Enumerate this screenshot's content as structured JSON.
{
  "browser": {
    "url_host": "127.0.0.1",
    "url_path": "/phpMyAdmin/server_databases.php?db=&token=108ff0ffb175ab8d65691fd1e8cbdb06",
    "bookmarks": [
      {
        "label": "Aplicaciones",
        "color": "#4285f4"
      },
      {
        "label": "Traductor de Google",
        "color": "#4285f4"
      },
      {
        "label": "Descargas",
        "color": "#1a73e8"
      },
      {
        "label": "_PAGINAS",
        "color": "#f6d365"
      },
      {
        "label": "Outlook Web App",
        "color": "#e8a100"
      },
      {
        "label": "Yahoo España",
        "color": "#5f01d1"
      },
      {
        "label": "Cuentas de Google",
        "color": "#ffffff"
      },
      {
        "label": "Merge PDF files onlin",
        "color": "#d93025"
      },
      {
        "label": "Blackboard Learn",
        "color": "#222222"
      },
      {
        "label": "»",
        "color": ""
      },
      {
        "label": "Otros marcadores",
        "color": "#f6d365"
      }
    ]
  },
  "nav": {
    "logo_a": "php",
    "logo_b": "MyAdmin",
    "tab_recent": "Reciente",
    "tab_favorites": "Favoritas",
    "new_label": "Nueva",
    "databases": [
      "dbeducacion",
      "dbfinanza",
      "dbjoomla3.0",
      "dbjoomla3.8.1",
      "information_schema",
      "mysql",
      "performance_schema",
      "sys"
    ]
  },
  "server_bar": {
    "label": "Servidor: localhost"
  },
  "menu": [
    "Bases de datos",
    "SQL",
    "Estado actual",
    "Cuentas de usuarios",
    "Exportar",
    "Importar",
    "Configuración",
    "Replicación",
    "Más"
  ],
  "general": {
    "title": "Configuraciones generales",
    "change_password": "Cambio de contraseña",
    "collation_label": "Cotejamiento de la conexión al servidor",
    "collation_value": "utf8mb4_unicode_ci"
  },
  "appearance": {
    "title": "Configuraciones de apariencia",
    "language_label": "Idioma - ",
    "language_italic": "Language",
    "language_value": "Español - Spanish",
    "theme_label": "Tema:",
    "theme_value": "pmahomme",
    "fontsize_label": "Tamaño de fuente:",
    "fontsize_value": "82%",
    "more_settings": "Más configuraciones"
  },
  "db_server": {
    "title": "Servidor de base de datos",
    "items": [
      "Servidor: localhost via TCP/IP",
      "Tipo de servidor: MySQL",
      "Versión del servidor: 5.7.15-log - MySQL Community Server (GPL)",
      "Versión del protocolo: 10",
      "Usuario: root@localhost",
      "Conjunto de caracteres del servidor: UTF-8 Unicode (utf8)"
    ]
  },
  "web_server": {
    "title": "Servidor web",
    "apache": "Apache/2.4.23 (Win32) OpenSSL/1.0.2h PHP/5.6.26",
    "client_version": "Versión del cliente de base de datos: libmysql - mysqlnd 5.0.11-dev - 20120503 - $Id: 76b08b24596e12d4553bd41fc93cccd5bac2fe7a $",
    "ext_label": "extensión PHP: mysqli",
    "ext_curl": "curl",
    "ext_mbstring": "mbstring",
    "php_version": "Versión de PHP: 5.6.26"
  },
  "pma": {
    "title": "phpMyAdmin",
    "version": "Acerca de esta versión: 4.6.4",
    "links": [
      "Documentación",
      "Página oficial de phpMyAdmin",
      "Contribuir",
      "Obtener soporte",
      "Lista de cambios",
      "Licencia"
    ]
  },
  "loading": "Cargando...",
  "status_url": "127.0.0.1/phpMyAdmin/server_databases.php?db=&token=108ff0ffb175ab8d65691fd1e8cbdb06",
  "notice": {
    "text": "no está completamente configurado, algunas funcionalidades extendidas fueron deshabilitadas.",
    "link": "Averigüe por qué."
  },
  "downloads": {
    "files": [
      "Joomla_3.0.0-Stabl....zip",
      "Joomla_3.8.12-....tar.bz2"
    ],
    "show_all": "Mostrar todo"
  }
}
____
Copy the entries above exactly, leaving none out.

Enumerate this screenshot's content as structured JSON.
{
  "browser": {
    "url_host": "127.0.0.1",
    "url_path": "/phpMyAdmin/server_databases.php?db=&token=108ff0ffb175ab8d65691fd1e8cbdb06",
    "bookmarks": [
      {
        "label": "Aplicaciones",
        "color": "#4285f4"
      },
      {
        "label": "Traductor de Google",
        "color": "#4285f4"
      },
      {
        "label": "Descargas",
        "color": "#1a73e8"
      },
      {
        "label": "_PAGINAS",
        "color": "#f6d365"
      },
      {
        "label": "Outlook Web App",
        "color": "#e8a100"
      },
      {
        "label": "Yahoo España",
        "color": "#5f01d1"
      },
      {
        "label": "Cuentas de Google",
        "color": "#ffffff"
      },
      {
        "label": "Merge PDF files onlin",
        "color": "#d93025"
      },
      {
        "label": "Blackboard Learn",
        "color": "#222222"
      },
      {
        "label": "»",
        "color": ""
      },
      {
        "label": "Otros marcadores",
        "color": "#f6d365"
      }
    ]
  },
  "nav": {
    "logo_a": "php",
    "logo_b": "MyAdmin",
    "tab_recent": "Reciente",
    "tab_favorites": "Favoritas",
    "new_label": "Nueva",
    "databases": [
      "dbeducacion",
      "dbfinanza",
      "dbjoomla3.0",
      "dbjoomla3.8.1",
      "information_schema",
      "mysql",
      "performance_schema",
      "sys"
    ]
  },
  "server_bar": {
    "label": "Servidor: localhost"
  },
  "menu": [
    "Bases de datos",
    "SQL",
    "Estado actual",
    "Cuentas de usuarios",
    "Exportar",
    "Importar",
    "Configuración",
    "Replicación",
    "Más"
  ],
  "general": {
    "title": "Configuraciones generales",
    "change_password": "Cambio de contraseña",
    "collation_label": "Cotejamiento de la conexión al servidor",
    "collation_value": "utf8mb4_unicode_ci"
  },
  "appearance": {
    "title": "Configuraciones de apariencia",
    "language_label": "Idioma - ",
    "language_italic": "Language",
    "language_value": "Español - Spanish",
    "theme_label": "Tema:",
    "theme_value": "pmahomme",
    "fontsize_label": "Tamaño de fuente:",
    "fontsize_value": "82%",
    "more_settings": "Más configuraciones"
  },
  "db_server": {
    "title": "Servidor de base de datos",
    "items": [
      "Servidor: localhost via TCP/IP",
      "Tipo de servidor: MySQL",
      "Versión del servidor: 5.7.15-log - MySQL Community Server (GPL)",
      "Versión del protocolo: 10",
      "Usuario: root@localhost",
      "Conjunto de caracteres del servidor: UTF-8 Unicode (utf8)"
    ]
  },
  "web_server": {
    "title": "Servidor web",
    "apache": "Apache/2.4.23 (Win32) OpenSSL/1.0.2h PHP/5.6.26",
    "client_version": "Versión del cliente de base de datos: libmysql - mysqlnd 5.0.11-dev - 20120503 - $Id: 76b08b24596e12d4553bd41fc93cccd5bac2fe7a $",
    "ext_label": "extensión PHP: mysqli",
    "ext_curl": "curl",
    "ext_mbstring": "mbstring",
    "php_version": "Versión de PHP: 5.6.26"
  },
  "pma": {
    "title": "phpMyAdmin",
    "version": "Acerca de esta versión: 4.6.4",
    "links": [
      "Documentación",
      "Página oficial de phpMyAdmin",
      "Contribuir",
      "Obtener soporte",
      "Lista de cambios",
      "Licencia"
    ]
  },
  "loading": "Cargando...",
  "status_url": "127.0.0.1/phpMyAdmin/server_databases.php?db=&token=108ff0ffb175ab8d65691fd1e8cbdb06",
  "notice": {
    "text": "no está completamente configurado, algunas funcionalidades extendidas fueron deshabilitadas.",
    "link": "Averigüe por qué."
  },
  "downloads": {
    "files": [
      "Joomla_3.0.0-Stabl....zip",
      "Joomla_3.8.12-....tar.bz2"
    ],
    "show_all": "Mostrar todo"
  }
}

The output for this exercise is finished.